Statement |

Pandemic Accord: MSF statement at INB8 plenary session

Photo credit: MSF/Vanessa Fodjo
Round of medical staff in the Covid-19 patients ward, Yaoundé, Cameroon. Photo credit: MSF/Vanessa Fodjo

MSF statement at the 8th meeting of the Intergovernmental Negotiating Body (INB) for a World Health Organization (WHO) instrument on pandemic prevention, preparedness and response.

MSF urges the member states to agree on a comprehensive package in the pandemic agreement of commitments that prioritise the needs of people in humanitarian and resource-limited settings. 

Ensuring the protection of medical facilities, personnel and patients remains an absolute prerequisite for any medical intervention. The unique challenges faced by people affected by armed conflicts, natural disasters and other humanitarian crises must be recognised and addressed throughout the accord including by explicitly including them as part of the definition of “vulnerable populations”. Clear rules are also needed to ensure supply for international stockpiling of medical products and in order to prevent national stockpiling efforts from competing against global access needs.

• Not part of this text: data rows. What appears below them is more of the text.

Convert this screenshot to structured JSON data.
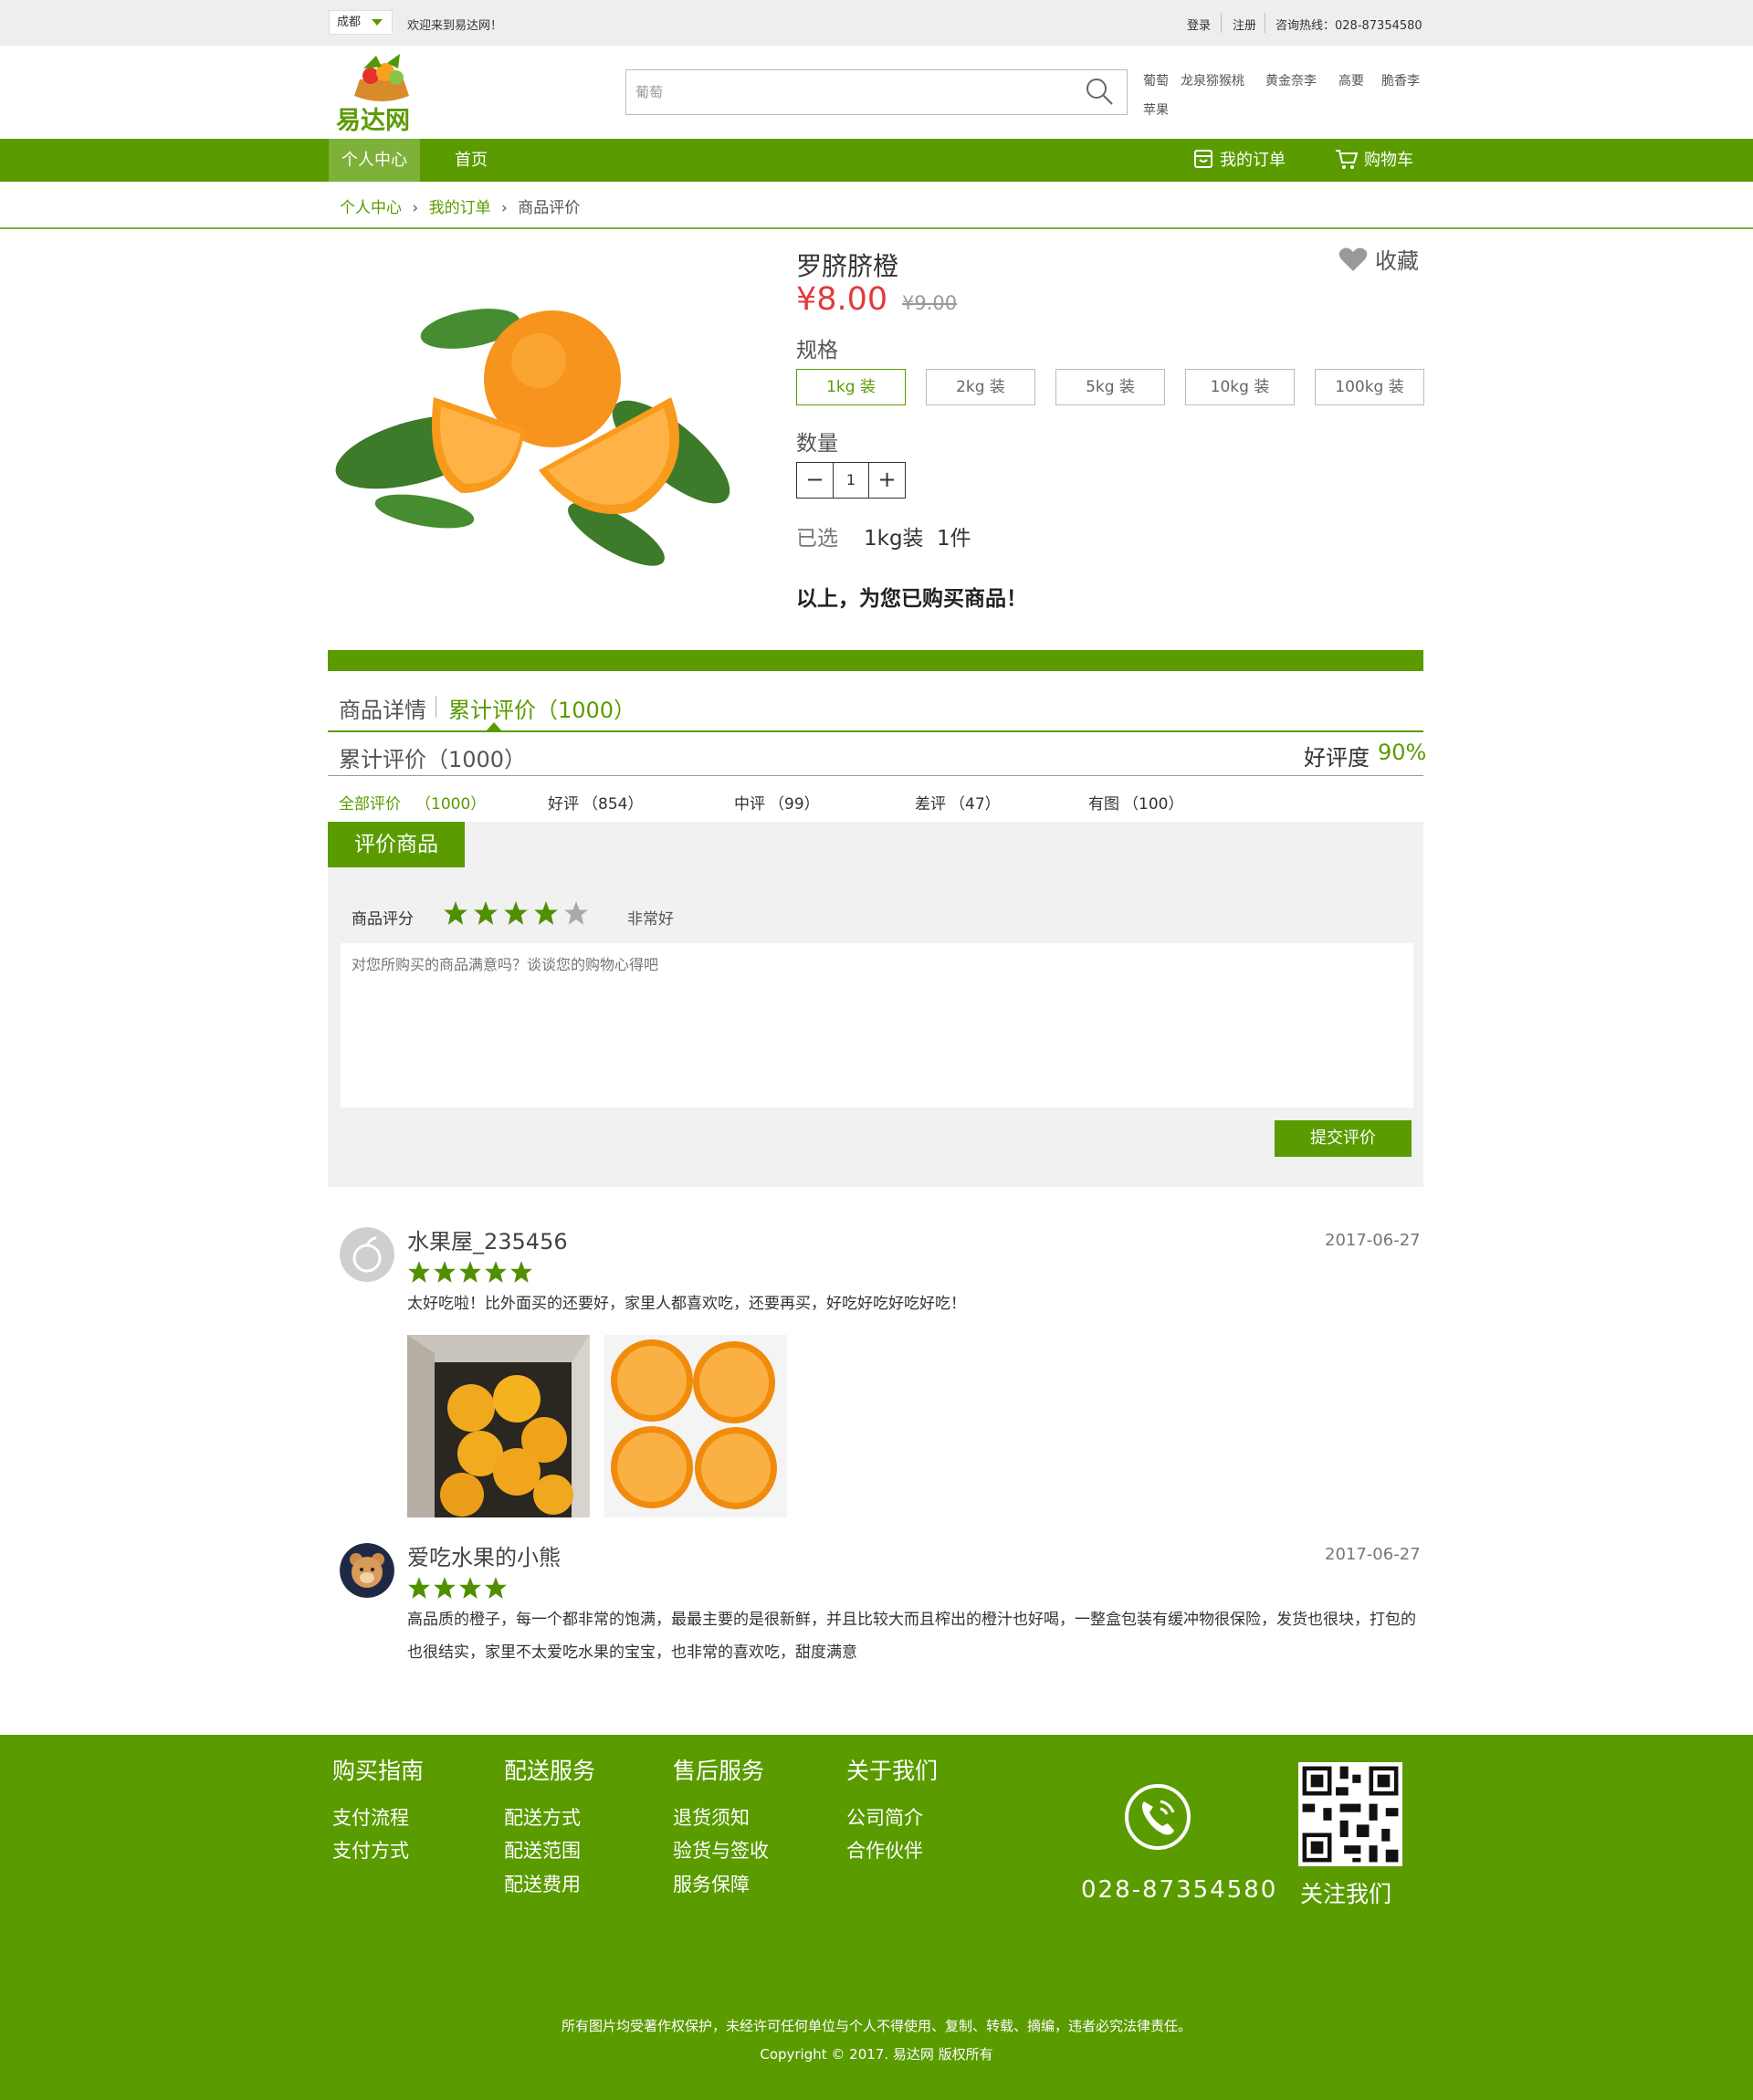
{
  "topbar": {
    "city": "成都",
    "welcome": "欢迎来到易达网！",
    "login": "登录",
    "register": "注册",
    "hotline": "咨询热线：028-87354580"
  },
  "header": {
    "logo_text": "易达网",
    "search_placeholder": "葡萄",
    "hot_words": [
      "葡萄",
      "龙泉猕猴桃",
      "黄金奈李",
      "高要",
      "脆香李",
      "苹果"
    ]
  },
  "nav": {
    "personal": "个人中心",
    "home": "首页",
    "orders": "我的订单",
    "cart": "购物车"
  },
  "breadcrumb": [
    "个人中心",
    "我的订单",
    "商品评价"
  ],
  "product": {
    "name": "罗脐脐橙",
    "favorite": "收藏",
    "price": "¥8.00",
    "old_price": "¥9.00",
    "spec_label": "规格",
    "specs": [
      "1kg 装",
      "2kg 装",
      "5kg 装",
      "10kg 装",
      "100kg 装"
    ],
    "selected_spec_index": 0,
    "qty_label": "数量",
    "qty": "1",
    "selected_label": "已选",
    "selected_spec": "1kg装",
    "selected_qty": "1件",
    "purchased_note": "以上，为您已购买商品！"
  },
  "tabs": {
    "details": "商品详情",
    "reviews": "累计评价（1000）",
    "cumulative": "累计评价（1000）",
    "rating_label": "好评度",
    "rating_value": "90%"
  },
  "filters": [
    {
      "label": "全部评价",
      "count": "（1000）"
    },
    {
      "label": "好评",
      "count": "（854）"
    },
    {
      "label": "中评",
      "count": "（99）"
    },
    {
      "label": "差评",
      "count": "（47）"
    },
    {
      "label": "有图",
      "count": "（100）"
    }
  ],
  "review_form": {
    "title": "评价商品",
    "score_label": "商品评分",
    "score": 4,
    "score_max": 5,
    "score_text": "非常好",
    "placeholder": "对您所购买的商品满意吗？谈谈您的购物心得吧",
    "submit": "提交评价"
  },
  "reviews": [
    {
      "user": "水果屋_235456",
      "date": "2017-06-27",
      "stars": 5,
      "text": "太好吃啦！比外面买的还要好，家里人都喜欢吃，还要再买，好吃好吃好吃好吃！",
      "photos": [
        "orange-box-photo",
        "cut-orange-photo"
      ]
    },
    {
      "user": "爱吃水果的小熊",
      "date": "2017-06-27",
      "stars": 4,
      "text": "高品质的橙子，每一个都非常的饱满，最最主要的是很新鲜，并且比较大而且榨出的橙汁也好喝，一整盒包装有缓冲物很保险，发货也很块，打包的也很结实，家里不太爱吃水果的宝宝，也非常的喜欢吃，甜度满意"
    }
  ],
  "footer": {
    "columns": [
      {
        "title": "购买指南",
        "links": [
          "支付流程",
          "支付方式"
        ]
      },
      {
        "title": "配送服务",
        "links": [
          "配送方式",
          "配送范围",
          "配送费用"
        ]
      },
      {
        "title": "售后服务",
        "links": [
          "退货须知",
          "验货与签收",
          "服务保障"
        ]
      },
      {
        "title": "关于我们",
        "links": [
          "公司简介",
          "合作伙伴"
        ]
      }
    ],
    "phone": "028-87354580",
    "follow": "关注我们",
    "copyright_notice": "所有图片均受著作权保护，未经许可任何单位与个人不得使用、复制、转载、摘编，违者必究法律责任。",
    "copyright": "Copyright © 2017. 易达网 版权所有"
  },
  "colors": {
    "brand_green": "#5a9b00",
    "price_red": "#e4393c",
    "star_green": "#4f8f00",
    "star_gray": "#aaaaaa"
  }
}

Humanitarian and public health needs should be put at the centre of priority setting and decision making for stockpiling and allocation efforts. 

Governments should agree on rules linking public funding of medical products to conditions to ensure access to these products, and on rules incorporating international medical ethics guidelines to ensure post-clinical trial access to the end products, especially by communities in developing countries. On intellectual property rights, the accord should specify governments’ responsibility to incorporate and use all possible legal flexibilities for the broadest possible access to medical products. Attempts to introduce more stringent intellectual property rights in trade negotiations must be revoked. 

While the draft accord recognises transparency as a key principle, it should go further and introduce obligations for governments to increase access to information and prohibit the use of confidentiality clauses, especially in procurement agreements when access to medical products is at stake. 

The accord should have an international access and benefit-sharing mechanism; this should include dedicating a portion of global production and supply to global stockpiling and equitable allocation mechanisms, and transfer of technology and know-how to manufacturers, particularly in resource-limited countries and regions. 

We welcome the publication of the new INB draft text and will continue sharing our comments accordingly.